You have reached a new plateau in life, one that has medical problems that require you to make some major changes in your lifestyle. "That's all right", you tell yourself and so you dive in, trying your best to figure out how to make it all work in your favor. Let us imagine that you got the smaller sized oxygen therapy concentrator as you hope to re-discover the joy of walking. It hooks up fine, it does its job just as expected, but... after 30 minutes or more of easy walking, the interior of your nose and sinuses become dry and irritated. What can you do?
Power outages can be a more than a common thing depending on where you are located, and if you suffer from a chronic lung disease such as chronic obstructive pulmonary disease (COPD) power outages can cause big problems. This is especially true for patients that use stationary oxygen concentrators, which require a steady flow of power to run the concentrator. On the other hand, if you have a portable oxygen concentrator you can rely on a lithium ion battery until the power is restored, but it is always smart and proactive to be prepared for the worst. Do you know how to fully prepare for an unexpected power outage? We will be discussing some preventative measures you can take that will prepare you for the unexpected.

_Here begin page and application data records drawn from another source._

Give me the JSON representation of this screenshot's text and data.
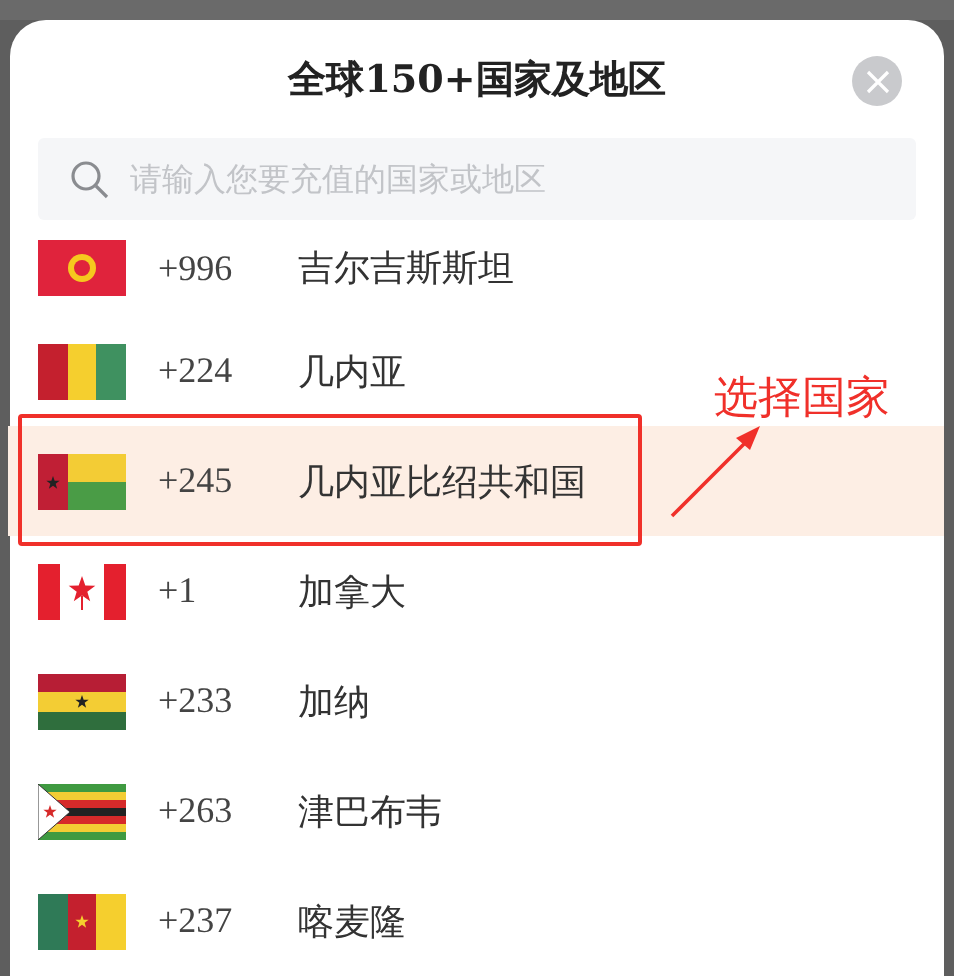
{
  "sheet": {
    "title": "全球150+国家及地区",
    "search": {
      "placeholder": "请输入您要充值的国家或地区"
    }
  },
  "countries": [
    {
      "kind": "kyrgyzstan",
      "code": "+996",
      "name": "吉尔吉斯斯坦",
      "selected": false
    },
    {
      "kind": "guinea",
      "code": "+224",
      "name": "几内亚",
      "selected": false
    },
    {
      "kind": "guinea_bissau",
      "code": "+245",
      "name": "几内亚比绍共和国",
      "selected": true
    },
    {
      "kind": "canada",
      "code": "+1",
      "name": "加拿大",
      "selected": false
    },
    {
      "kind": "ghana",
      "code": "+233",
      "name": "加纳",
      "selected": false
    },
    {
      "kind": "zimbabwe",
      "code": "+263",
      "name": "津巴布韦",
      "selected": false
    },
    {
      "kind": "cameroon",
      "code": "+237",
      "name": "喀麦隆",
      "selected": false
    }
  ],
  "annotation": {
    "text": "选择国家"
  }
}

Whether you have suffered from chronic obstructive pulmonary disease (COPD) for years or you have just recently been diagnosed, you should know that your lungs are damaged and can no longer deliver the necessary amount of oxygen throughout your body. This is why your doctor may have written you a prescription for a stationary oxygen concentrator. Now some stationary oxygen concentrators have different features, the overall operation is the same across the board. Today we will be discussing what an oxygen concentrator is, as well as how to properly operate them.
Many patients have been diagnosed with respiratory diseases that require specialized treatment. These treatments most often come in the form of oxygen therapy.

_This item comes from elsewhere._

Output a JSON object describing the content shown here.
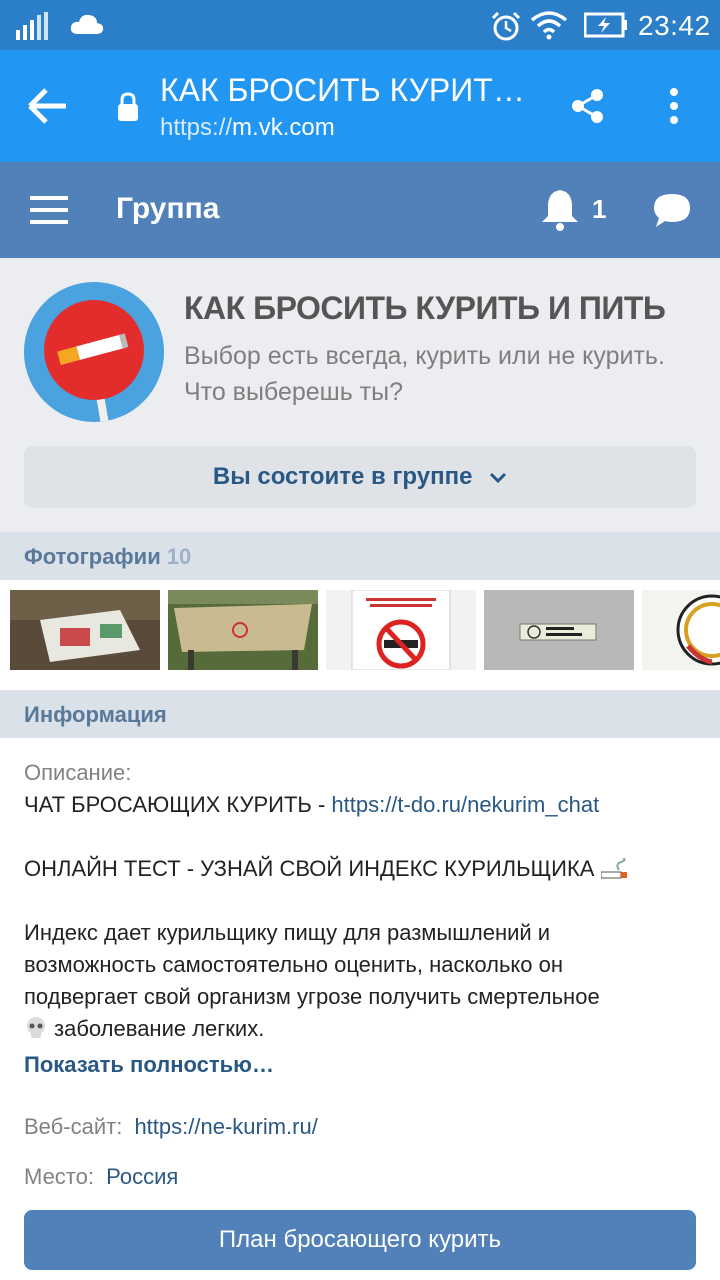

For today's oxygen therapy patients, requiring treatment for their medical conditions is often stressful enough. But with that stress, they also become more and more adamant about maintaining active, independent lifestyles. It's difficult if they have to use the antiquated, cumbersome oxygen tanks that restrict their movements. It's time to move to better solutions that enable them to live their lives to the fullest with one of the most recent devices.
Portable and home oxygen concentrators are designed to be self-sufficient. They produce their own oxygen, alarm you if something is wrong with the machine, and they can alarm you if they don't detect a breath. To produce its own oxygen, a concentrator draws in ambient air through a gross-particle filter and sends it through a filtration process to produce and compress medical grade oxygen. The one aspect where a concentrator is not self-sufficient is with its filters. Cleaning your oxygen concentrator's filters is an absolute must. If you go without cleaning your filters you risk damaging the unit and possibly voiding the warranty of your machine.
Today's diagnosis of COPD or emphysema doesn't mean you file the daily activities you previously enjoyed under "happy memories" and head for the couch. On the contrary, with portable oxygen therapy and 10 easy-to-remember safety measures, you can continue to live a full and active life, doing the day-to-day chores, errands and visiting you enjoyed before your diagnosis.
Oxygen therapy is a vital treatment for patients with respiratory ailments and lung diseases. However, there are several misconceptions regarding oxygen therapy of which all patients and caregivers should be aware of.
Purchasing a portable or home oxygen concentrator is an investment. They cost anywhere from several hundred dollars up to a few thousand dollars depending on the make and model. Not only are you investing money into an oxygen concentrator, you are investing your money into a medical device that can improve your quality of life. Whether your concentrator was less expensive or more expensive, taking care of it should be a top priority for you or your caregiver. Take a look at our guide to maintaining your portable and home oxygen concentrators.